Rails’ ability to generate scaffolding is nice, but the way the resulting controllers are structured seems to abandon some part of the ‘thin controller, fat model’ ideology (that said, fat models are still not great). Generating a scaffold for a User model gives us a controller which handles action responses in this way:

# app/controllers/users_controller.rb

def create
  @user = User.new(user_params)

  respond_to do |format|
    if @user.save
      format.html { redirect_to @user, notice: 'User was successfully created.' }
      format.json { render :show, status: :created, location: @user }
    else
      format.html { render :new }
      format.json { render json: @user.errors, status: :unprocessable_entity }
    end
  end
end

This action alone occupies 10 lines of the entire file’s 74. While it might be easy to read and understand what is going on, it seems like there’s a huge opportunity to DRY things up. Not only does this look a unnecessarily large immediately after generating the scaffold, it only gets worse as code complexity increases. Handling responses can quickly become more complicated than “if the record is saved respond like this, otherwise respond like this”. While this could be a sign that your controller (and by extension, everything else) could be in need of refactoring, it could only benefit us to have an easier way to dictate how we respond.

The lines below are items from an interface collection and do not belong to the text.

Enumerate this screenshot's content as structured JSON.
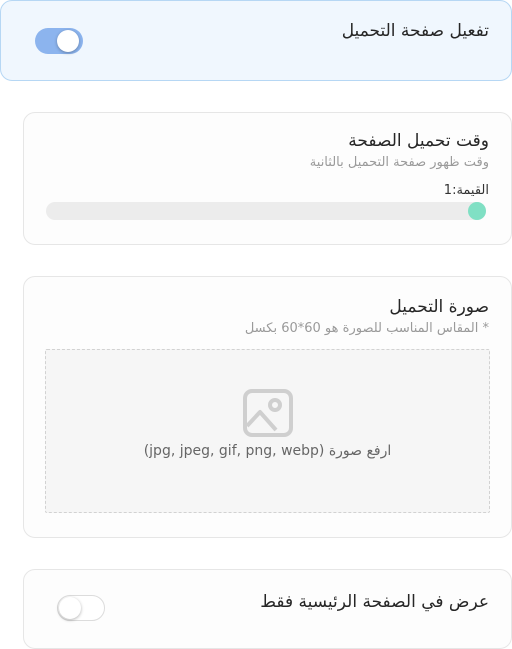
{
  "loading_page": {
    "toggle_label": "تفعيل صفحة التحميل",
    "enabled": true
  },
  "loading_time": {
    "title": "وقت تحميل الصفحة",
    "subtitle": "وقت ظهور صفحة التحميل بالثانية",
    "value_label": "القيمة:1",
    "value": 1,
    "max": 1
  },
  "loading_image": {
    "title": "صورة التحميل",
    "subtitle": "* المقاس المناسب للصورة هو 60*60 بكسل",
    "upload_text": "ارفع صورة (jpg, jpeg, gif, png, webp)",
    "icon": "image-icon"
  },
  "homepage_only": {
    "toggle_label": "عرض في الصفحة الرئيسية فقط",
    "enabled": false
  },
  "colors": {
    "toggle_on": "#8cb4ee",
    "slider_thumb": "#80e0c4",
    "active_card_bg": "#f0f7fe",
    "active_card_border": "#b6d7f4"
  }
}
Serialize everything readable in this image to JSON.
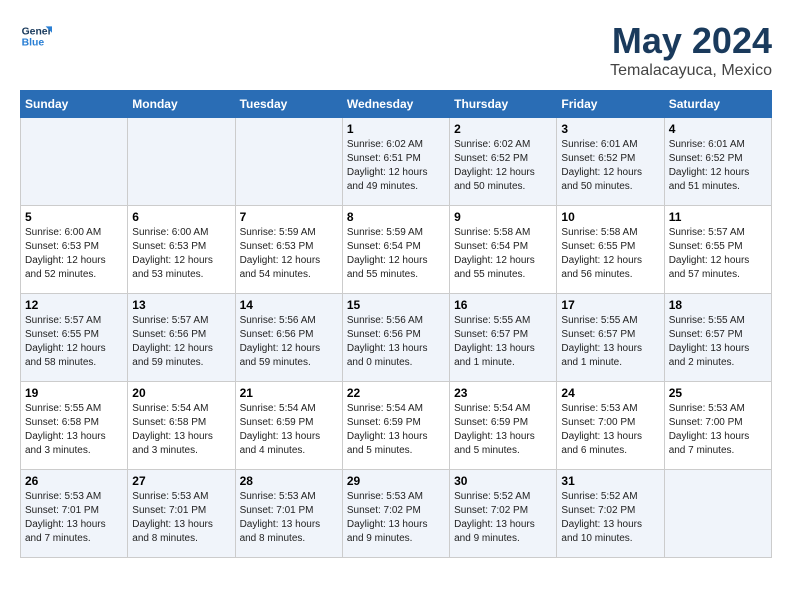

This is where the responders gem comes in handy. The author has bundled a controller generator with the gem, which can be activated by adding the following line to config/application.rb:

# config/application.rb

config.app_generators.scaffold_controller :responders_controller

Let’s take a look at the same controller action, but using our new scaffold generator:

# app/controllers/users_controller.rb

respond_to :html

def create
  @user = User.new(user_params)
  @user.save
  respond_with(@user)
end

This result is much clearer. At the top of the controller, we define a standard response format, in this case just :html, but just as easily a list like :html, :json, :js. The responders generator leaves off the json reponse by default, but you only need to add :json to the respond_to call. The action itself is now 3 lines long - set up the User, save it, and respond with the User we just saved. respond_with responds based on the state of @user. This way, we avoid the biggest problem with the default layout - the if/else causing the code to repeat itself.

Initially you might notice we’ve lost a bit of functionality, but nothing we can’t add back if we do need it. It will respond with whatever formats we’ve defined using respond_to, exactly as it would have previously. If we’d like to include notice messages like before, we can do that - let’s add the :json response back at the same time:

# app/controllers/users_controller.rb

respond_to :html, :json
responders :flash
# config/locales/en.yml

en:
  flash:
    actions:
      create:
        notice: "%{resource_name} was successfully created."
        alert: "%{resource_name} could not be created."
      update:
        notice: "%{resource_name} was successfully updated."
        alert: "%{resource_name} could not be updated."
      destroy:
        notice: "%{resource_name} was successfully destroyed."
        alert: "%{resource_name} could not be destroyed."

At first glance, this might seem like a lot of work - but this only needs to be done once. This is more convenient though - we now have one central place to change all of these messages, which apply to all models. If we want to override this for a particular model, we can do that too:

# config/locales/en.yml

flash:
  users:
    create:
      notice: "The account was succcessfully created."
      alert: "The account could not be created."

With these changes we’ve made, our controllers are much smaller - users_controller.rb was 74 lines, now 48 - with no loss in functionality.

If you’d like to provide a custom redirect path, that is as simple as providing a location:

# app/controllers/users_controller.rb

respond_with(@user, location: users_path)

It’s as simple as that. May your bugs be squashed and your controllers, dry. Happy hacking!